Deep Pressure, Rhythmic Pace Shiatsu Therapy is the traditional therapeutic form of Asian massage that uses deep penetrating pressure to stimulate the Acupressure points. Releasing these healing points opens the flow of energy in the meridians and also increases the circulation of the blood. This nourishes the internal organs, endocrine glands, muscles, nerves, and the vital centers of the body.
The Japanese word Shiatsu is composed of “shi,” meaning finger and “atsu,” meaning pressure. This traditional art of finger pressure releases muscle tension and toxicity. It enhances the vital life energy, the Ki or Chi, that sustains all aspects of the body and mind. Shiatsu is the most well-known style of Acupressure.
In a Shiatsu Therapy session, the practitioner applies steady, firm pressure using the thumbs, fingers, palms, knuckles, or the side of the hand. It can be quite vigorous, with firm pressure applied to each point for only a few seconds. Deep relaxation at the end increases the healing benefits.
Shiatsu promotes the body’s natural curative powers. The application of direct pressure releases excess lactic acid and carbon dioxide that contribute to muscular problems. Shiatsu techniques — especially those which use an intermittent, fast beat — are stimulating and awaken the energy in the meridian system.
Shiatsu Therapy Methods
There are many varied ways to give Shiatsu treatments, as different Shiatsu Masters developed their own techniques. All styles have similarities, but by changing the rhythms, pressures, and methods, the different styles of Shiatsu Therapy were created. Two of these are Zen Shiatsu (also known as Masanaga Shiatsu), and Ashiatsu (also called Barefoot Shiatsu).
Masanaga, the founder of Zen Shiatsu, used the following techniques that differentiate Zen Shiatsu from other forms.
- Leaning your body weight into the client from your hara (the vital center between your belly button and your pubic bone)
- Using various ways to use your hand, elbow, and knee to apply pressure
- Incorportating body stretches, making it complementary to Thai Massage
A Shiatsu Therapy Treatment
A professional Shiatsu Practitioner will be able to individualize each treatment based on a person’s condition. This sensitivity is achieved through the practice of giving Shiatsu treatments and learning how to harmonize the yin and yang forces within the body.
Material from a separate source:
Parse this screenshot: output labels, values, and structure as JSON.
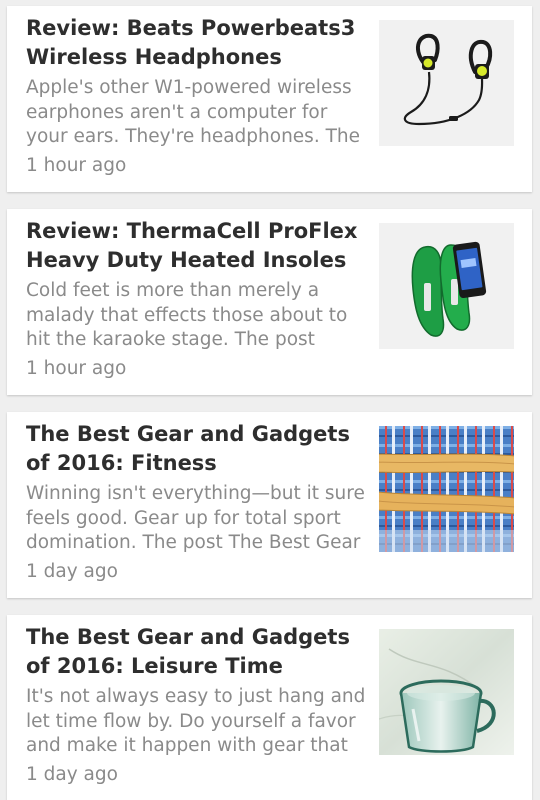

Rhythmic pressure is maintained throughout the treatment. Various areas of the body are pressed firmly for three to ten seconds. The pressure should be gradual and slow in meeting muscular tension. A skillful Shiatsu Practitioner concentrates on applying the pressure gracefully into each level of muscle tissue. A balanced amount of pressure should “hurt good,” a feeling somewhere between pain and pleasure.
Deep relaxation is the key for obtaining the maximum benefits from Shiatsu Therapy. How the recipient treats him or herself after the treatment is what heals the body. To receive the maximum benefits, completely relax for an hour after a Shiatsu treatment. Deep relaxation is necessary to rebalance the body after the Shiatsu treatment.
Learn more about Shiatsu Therapy
- Zen Shiatsu Video Learn how to give a complete Shiatsu treatment for structural integration and muscular tension relief. This one hour video guides you on how to work from head to toe, front, side and back
- Shiatsu Instruction Booklet Learn 50 Shiatsu techniques in a fully illustrated booklet
- My Zen Shiatsu Teacher — Reuho Yamada Read my personal story about learning Shiatsu from a Japanese monk
- What’s the difference between Shiatsu & Acupressure? Find out my response, with more information about the development of Shiatsu